By Jerry Lips
Airport Journals’ 3rd Annual Living Legends of Aviation awards ceremony took place on Jan. 27. We honored Vern Raburn, our Aviation Entrepreneur of the Year for 2005, and Steven F. Udvar-Hazy, our Lifetime Aviation Entrepreneur.
While we honored Mr. Hazy and Mr. Raburn for their significant contributions to the world of aviation and business, it was only fitting that it was with other aviation legends gathered around to salute their significance. Those legends included Rick Adam and Joe Clark, past recipients of our Entrepreneur of the Year award, and Clay Lacy, who was presented with the Lifetime Aviation Entrepreneur award for 2004. Honored guests included Academy Award winning actors Cliff Robertson and Morgan Freeman.
The stories of our “Living Legends of Aviation” will inspire and point to common directions of flight in ordinary people who reach extraordinary altitudes in life, as well as show how “flying” is the common thread that took those seemingly ordinary people beyond ordinary boundaries.

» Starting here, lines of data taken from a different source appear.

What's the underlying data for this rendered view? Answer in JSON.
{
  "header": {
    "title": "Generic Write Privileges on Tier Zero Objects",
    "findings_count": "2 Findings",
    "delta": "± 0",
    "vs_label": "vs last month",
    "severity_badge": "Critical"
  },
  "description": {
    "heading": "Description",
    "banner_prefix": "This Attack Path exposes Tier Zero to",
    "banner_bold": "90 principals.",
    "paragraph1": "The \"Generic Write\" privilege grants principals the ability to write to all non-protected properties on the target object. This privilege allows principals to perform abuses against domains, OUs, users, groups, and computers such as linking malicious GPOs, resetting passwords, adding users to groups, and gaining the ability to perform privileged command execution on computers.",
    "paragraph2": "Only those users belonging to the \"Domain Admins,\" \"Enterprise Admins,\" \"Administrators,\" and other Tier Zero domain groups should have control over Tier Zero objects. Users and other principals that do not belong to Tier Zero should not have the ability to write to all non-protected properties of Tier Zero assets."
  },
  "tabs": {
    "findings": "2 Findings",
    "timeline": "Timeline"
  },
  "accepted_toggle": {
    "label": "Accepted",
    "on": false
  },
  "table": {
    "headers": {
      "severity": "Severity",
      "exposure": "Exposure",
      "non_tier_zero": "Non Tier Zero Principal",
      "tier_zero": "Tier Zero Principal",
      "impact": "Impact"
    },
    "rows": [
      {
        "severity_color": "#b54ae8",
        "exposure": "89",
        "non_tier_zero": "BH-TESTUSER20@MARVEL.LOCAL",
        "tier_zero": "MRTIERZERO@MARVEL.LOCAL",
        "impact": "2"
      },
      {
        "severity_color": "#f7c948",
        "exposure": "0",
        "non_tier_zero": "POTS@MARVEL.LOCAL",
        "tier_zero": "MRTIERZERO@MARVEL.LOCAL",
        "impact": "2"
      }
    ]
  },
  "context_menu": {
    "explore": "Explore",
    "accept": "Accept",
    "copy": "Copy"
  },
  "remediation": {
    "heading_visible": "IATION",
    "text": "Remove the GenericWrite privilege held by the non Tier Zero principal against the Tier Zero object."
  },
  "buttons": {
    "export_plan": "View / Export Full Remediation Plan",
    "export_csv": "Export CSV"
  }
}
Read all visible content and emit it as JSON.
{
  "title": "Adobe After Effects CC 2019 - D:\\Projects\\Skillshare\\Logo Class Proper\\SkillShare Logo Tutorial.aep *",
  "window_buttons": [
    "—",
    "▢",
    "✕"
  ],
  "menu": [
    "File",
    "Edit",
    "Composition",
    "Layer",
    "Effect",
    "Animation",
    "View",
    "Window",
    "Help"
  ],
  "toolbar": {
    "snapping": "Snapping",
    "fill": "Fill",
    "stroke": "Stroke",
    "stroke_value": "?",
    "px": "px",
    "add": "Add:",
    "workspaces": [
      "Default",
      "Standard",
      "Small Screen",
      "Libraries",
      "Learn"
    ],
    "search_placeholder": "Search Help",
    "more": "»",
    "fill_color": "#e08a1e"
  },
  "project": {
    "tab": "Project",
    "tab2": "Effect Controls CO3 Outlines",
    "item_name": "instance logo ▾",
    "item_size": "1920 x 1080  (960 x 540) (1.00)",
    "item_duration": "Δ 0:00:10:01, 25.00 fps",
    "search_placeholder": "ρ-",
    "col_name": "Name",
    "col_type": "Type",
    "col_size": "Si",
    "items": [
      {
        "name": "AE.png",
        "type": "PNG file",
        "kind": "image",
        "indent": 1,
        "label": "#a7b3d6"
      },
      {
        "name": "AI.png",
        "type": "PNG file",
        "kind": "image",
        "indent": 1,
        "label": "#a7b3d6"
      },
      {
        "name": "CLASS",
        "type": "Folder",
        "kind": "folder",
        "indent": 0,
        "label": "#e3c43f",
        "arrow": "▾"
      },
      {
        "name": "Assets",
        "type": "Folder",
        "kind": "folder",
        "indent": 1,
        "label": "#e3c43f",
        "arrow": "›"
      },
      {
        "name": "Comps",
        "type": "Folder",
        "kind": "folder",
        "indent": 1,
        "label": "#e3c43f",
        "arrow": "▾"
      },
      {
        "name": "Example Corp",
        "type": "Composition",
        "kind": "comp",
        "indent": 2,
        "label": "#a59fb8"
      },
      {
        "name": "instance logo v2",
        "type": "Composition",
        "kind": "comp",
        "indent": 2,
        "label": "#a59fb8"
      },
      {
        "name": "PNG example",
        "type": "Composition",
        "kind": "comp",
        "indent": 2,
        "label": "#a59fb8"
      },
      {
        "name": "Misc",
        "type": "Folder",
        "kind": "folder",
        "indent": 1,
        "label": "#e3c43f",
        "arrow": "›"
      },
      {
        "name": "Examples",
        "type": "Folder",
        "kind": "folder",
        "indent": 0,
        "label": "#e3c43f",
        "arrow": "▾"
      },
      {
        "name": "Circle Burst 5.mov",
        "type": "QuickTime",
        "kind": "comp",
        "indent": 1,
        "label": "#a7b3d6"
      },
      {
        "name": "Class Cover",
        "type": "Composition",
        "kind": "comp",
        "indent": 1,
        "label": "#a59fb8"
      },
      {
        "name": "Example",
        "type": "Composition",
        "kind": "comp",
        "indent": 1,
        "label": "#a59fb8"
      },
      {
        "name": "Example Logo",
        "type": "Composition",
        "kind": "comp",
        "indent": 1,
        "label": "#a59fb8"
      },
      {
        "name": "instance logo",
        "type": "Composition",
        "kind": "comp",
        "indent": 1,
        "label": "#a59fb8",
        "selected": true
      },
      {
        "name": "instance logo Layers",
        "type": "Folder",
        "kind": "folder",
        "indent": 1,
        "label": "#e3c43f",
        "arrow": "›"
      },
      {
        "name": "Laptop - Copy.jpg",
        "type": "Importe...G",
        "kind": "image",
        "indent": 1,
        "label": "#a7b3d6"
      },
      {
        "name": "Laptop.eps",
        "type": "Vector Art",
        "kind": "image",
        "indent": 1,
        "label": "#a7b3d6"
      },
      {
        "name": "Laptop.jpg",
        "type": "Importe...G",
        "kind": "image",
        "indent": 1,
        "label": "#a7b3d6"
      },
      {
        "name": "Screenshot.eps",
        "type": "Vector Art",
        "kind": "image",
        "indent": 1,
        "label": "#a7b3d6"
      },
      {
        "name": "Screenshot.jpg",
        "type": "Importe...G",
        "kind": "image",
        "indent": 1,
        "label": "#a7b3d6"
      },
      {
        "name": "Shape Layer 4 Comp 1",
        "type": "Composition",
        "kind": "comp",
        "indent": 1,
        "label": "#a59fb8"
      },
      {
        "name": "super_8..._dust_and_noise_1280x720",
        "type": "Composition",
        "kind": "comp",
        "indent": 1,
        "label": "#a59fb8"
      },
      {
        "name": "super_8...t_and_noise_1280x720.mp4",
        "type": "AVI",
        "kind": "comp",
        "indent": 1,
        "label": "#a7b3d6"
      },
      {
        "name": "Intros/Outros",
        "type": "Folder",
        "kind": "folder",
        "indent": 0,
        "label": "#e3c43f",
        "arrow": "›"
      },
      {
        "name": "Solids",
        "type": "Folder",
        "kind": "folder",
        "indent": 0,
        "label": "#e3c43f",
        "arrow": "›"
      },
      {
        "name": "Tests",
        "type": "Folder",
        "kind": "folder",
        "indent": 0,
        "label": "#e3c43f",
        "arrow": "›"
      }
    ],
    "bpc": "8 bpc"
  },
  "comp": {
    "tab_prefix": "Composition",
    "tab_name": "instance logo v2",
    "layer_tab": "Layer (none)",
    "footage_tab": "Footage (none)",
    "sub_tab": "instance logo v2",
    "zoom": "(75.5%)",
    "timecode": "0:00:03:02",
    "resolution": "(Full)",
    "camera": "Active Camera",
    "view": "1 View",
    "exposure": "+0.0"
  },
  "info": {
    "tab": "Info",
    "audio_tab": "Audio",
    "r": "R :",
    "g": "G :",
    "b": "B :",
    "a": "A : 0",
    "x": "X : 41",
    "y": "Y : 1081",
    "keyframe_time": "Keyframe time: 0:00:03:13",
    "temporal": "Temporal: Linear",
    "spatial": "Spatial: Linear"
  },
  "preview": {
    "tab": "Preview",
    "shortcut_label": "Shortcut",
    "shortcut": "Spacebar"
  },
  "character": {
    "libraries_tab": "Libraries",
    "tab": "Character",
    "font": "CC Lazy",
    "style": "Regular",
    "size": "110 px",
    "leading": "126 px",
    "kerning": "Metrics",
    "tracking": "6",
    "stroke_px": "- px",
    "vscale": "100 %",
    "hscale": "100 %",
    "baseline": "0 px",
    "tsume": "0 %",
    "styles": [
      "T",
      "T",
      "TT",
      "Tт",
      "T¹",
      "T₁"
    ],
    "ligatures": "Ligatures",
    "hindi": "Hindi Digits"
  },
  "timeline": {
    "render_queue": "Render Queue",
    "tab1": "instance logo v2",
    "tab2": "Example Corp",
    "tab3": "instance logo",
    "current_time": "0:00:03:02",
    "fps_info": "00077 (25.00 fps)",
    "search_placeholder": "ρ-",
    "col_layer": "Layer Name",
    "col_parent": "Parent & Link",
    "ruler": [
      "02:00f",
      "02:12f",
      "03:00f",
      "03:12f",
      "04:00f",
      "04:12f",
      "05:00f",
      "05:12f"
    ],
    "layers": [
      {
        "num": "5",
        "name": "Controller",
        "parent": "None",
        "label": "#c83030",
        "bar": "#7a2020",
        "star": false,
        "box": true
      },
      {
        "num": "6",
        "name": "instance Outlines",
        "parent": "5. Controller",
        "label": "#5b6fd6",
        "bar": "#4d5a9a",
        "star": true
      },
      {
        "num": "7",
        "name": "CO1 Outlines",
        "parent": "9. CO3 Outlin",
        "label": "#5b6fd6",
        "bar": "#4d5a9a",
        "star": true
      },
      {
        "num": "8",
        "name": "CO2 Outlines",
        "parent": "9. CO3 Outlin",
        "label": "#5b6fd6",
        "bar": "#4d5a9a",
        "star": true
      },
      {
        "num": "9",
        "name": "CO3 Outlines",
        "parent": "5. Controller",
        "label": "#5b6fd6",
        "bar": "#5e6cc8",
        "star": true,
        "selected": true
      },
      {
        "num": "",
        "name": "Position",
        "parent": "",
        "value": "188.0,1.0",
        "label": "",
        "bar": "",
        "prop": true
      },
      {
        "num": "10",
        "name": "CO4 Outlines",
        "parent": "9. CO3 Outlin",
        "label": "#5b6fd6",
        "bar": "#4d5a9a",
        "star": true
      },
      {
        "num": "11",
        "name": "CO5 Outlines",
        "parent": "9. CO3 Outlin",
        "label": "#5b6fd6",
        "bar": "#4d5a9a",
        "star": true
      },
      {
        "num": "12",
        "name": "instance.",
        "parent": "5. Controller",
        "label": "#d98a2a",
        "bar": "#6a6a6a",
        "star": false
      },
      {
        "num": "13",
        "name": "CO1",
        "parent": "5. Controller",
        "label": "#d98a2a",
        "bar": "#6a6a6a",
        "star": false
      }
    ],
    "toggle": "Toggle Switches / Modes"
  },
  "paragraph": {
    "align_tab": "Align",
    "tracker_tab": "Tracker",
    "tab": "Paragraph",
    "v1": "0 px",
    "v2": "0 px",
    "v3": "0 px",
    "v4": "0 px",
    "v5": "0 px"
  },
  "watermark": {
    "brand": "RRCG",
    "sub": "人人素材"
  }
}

Aviation legend Kermit Weeks says “flight” is a great metaphor for life, passing our boundaries, and reaching beyond ourselves. In business, it might be an idea of a simpler, easier way for companies to acquire aircraft that changes the world, or it might be building a smaller, more efficient aircraft that will change the dimensions of our business world. Whatever the idea, the real key is taking the idea and flying beyond the boundaries.
Take Lindbergh’s flight, which really was quite simple, as an example. He didn’t have any secret technology, and he wasn’t a genius. Nor did he have any great advantages of wealth or experience. He used an ordinary aircraft of the day and basic navigational principals. The whole feat was very simple; thousands of pilots of the day could’ve done it. Today, most any of us realize that we could’ve done it. The simple reason for his success was that he flew beyond his doubts, while others were wrapped up in contingency plans to be picked up by ships, and recruiting others to share the ride. Lindbergh simply flew to Le Bourget.
So what was so great? Why should we honor people like Charles Lindbergh or Vern Raburn or Steven F. Udvar-Hazy? We honor them because they inspire us; each of their stories is so valuable because they inspire us to fly beyond our own limiting boundaries.
When we see proof that extraordinary things are possible and that it’s as simple as reaching beyond ourselves, we are then free to fly to new heights ourselves.
The common thread among the “Living Legends of Aviation” is simply their ability to fly beyond the boundaries. One by one, their stories inspire us to step out of our own self limits, to imagine and believe.
You’ll find our coverage of this wonderful event in our March issue.